(Listed entries begins)

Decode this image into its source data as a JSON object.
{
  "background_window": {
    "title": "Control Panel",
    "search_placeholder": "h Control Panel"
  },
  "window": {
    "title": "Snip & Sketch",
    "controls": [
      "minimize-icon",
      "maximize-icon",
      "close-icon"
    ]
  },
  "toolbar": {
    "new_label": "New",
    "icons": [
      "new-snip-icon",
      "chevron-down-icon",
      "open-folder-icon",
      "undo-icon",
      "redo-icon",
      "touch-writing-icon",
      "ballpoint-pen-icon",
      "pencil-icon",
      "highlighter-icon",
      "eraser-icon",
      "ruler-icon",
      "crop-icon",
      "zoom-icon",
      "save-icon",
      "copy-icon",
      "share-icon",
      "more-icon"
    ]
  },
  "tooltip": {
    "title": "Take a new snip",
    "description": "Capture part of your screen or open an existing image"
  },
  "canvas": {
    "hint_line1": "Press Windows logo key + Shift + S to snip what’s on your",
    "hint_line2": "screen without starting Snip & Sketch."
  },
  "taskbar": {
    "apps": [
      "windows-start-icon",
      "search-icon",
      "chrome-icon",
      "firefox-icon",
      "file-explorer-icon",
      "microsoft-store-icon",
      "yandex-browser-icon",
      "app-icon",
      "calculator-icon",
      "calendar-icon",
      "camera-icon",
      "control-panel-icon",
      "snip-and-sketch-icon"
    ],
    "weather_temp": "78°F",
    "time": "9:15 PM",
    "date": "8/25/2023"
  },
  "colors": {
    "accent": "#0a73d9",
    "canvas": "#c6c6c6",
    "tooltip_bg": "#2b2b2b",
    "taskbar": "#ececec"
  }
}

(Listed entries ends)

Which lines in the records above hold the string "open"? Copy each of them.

      "open-folder-icon",
    "description": "Capture part of your screen or open an existing image"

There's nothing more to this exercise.